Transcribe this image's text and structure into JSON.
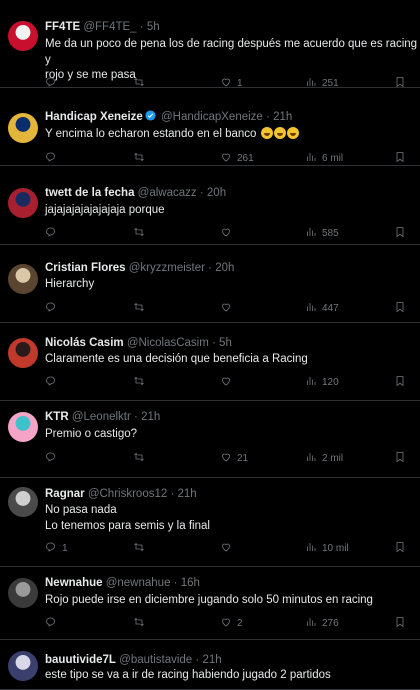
{
  "tweets": [
    {
      "name": "FF4TE",
      "handle": "@FF4TE_",
      "sep": "·",
      "time": "5h",
      "text": "Me da un poco de pena los de racing después me acuerdo que es racing y\nrojo y se me pasa",
      "replies": "",
      "retweets": "",
      "likes": "1",
      "views": "251",
      "avatar_colors": [
        "#f2f2f2",
        "#c8102e"
      ]
    },
    {
      "name": "Handicap Xeneize",
      "verified": true,
      "handle": "@HandicapXeneize",
      "sep": "·",
      "time": "21h",
      "text": "Y encima lo echaron estando en el banco",
      "emoji": [
        "rofl",
        "rofl",
        "rofl"
      ],
      "replies": "",
      "retweets": "",
      "likes": "261",
      "views": "6 mil",
      "avatar_colors": [
        "#0a2d6e",
        "#e3b53b"
      ]
    },
    {
      "name": "twett de la fecha",
      "handle": "@alwacazz",
      "sep": "·",
      "time": "20h",
      "text": "jajajajajajajajaja porque",
      "replies": "",
      "retweets": "",
      "likes": "",
      "views": "585",
      "avatar_colors": [
        "#1b2a5e",
        "#a8202f"
      ]
    },
    {
      "name": "Cristian Flores",
      "handle": "@kryzzmeister",
      "sep": "·",
      "time": "20h",
      "text": "Hierarchy",
      "replies": "",
      "retweets": "",
      "likes": "",
      "views": "447",
      "avatar_colors": [
        "#d9c7a8",
        "#5a4630"
      ]
    },
    {
      "name": "Nicolás Casim",
      "handle": "@NicolasCasim",
      "sep": "·",
      "time": "5h",
      "text": "Claramente es una decisión que beneficia a Racing",
      "replies": "",
      "retweets": "",
      "likes": "",
      "views": "120",
      "avatar_colors": [
        "#2a1a1a",
        "#c0392b"
      ]
    },
    {
      "name": "KTR",
      "handle": "@Leonelktr",
      "sep": "·",
      "time": "21h",
      "text": "Premio o castigo?",
      "replies": "",
      "retweets": "",
      "likes": "21",
      "views": "2 mil",
      "avatar_colors": [
        "#3fc1c9",
        "#f5a3c7"
      ]
    },
    {
      "name": "Ragnar",
      "handle": "@Chriskroos12",
      "sep": "·",
      "time": "21h",
      "text": "No pasa nada\nLo tenemos para semis y la final",
      "replies": "1",
      "retweets": "",
      "likes": "",
      "views": "10 mil",
      "avatar_colors": [
        "#cfcfcf",
        "#4a4a4a"
      ]
    },
    {
      "name": "Newnahue",
      "handle": "@newnahue",
      "sep": "·",
      "time": "16h",
      "text": "Rojo puede irse en diciembre jugando solo 50 minutos en racing",
      "replies": "",
      "retweets": "",
      "likes": "2",
      "views": "276",
      "avatar_colors": [
        "#9a9a9a",
        "#3a3a3a"
      ]
    },
    {
      "name": "bauutivide7L",
      "handle": "@bautistavide",
      "sep": "·",
      "time": "21h",
      "text": "este tipo se va a ir de racing habiendo jugado 2 partidos",
      "replies": "",
      "retweets": "",
      "likes": "",
      "views": "",
      "avatar_colors": [
        "#d8d8e8",
        "#3b3f6e"
      ]
    }
  ]
}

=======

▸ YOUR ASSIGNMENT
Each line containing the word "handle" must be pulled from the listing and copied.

▸ ANSWER TO THE EXERCISE
      "handle": "@FF4TE_",
      "handle": "@HandicapXeneize",
      "handle": "@alwacazz",
      "handle": "@kryzzmeister",
      "handle": "@NicolasCasim",
      "handle": "@Leonelktr",
      "handle": "@Chriskroos12",
      "handle": "@newnahue",
      "handle": "@bautistavide",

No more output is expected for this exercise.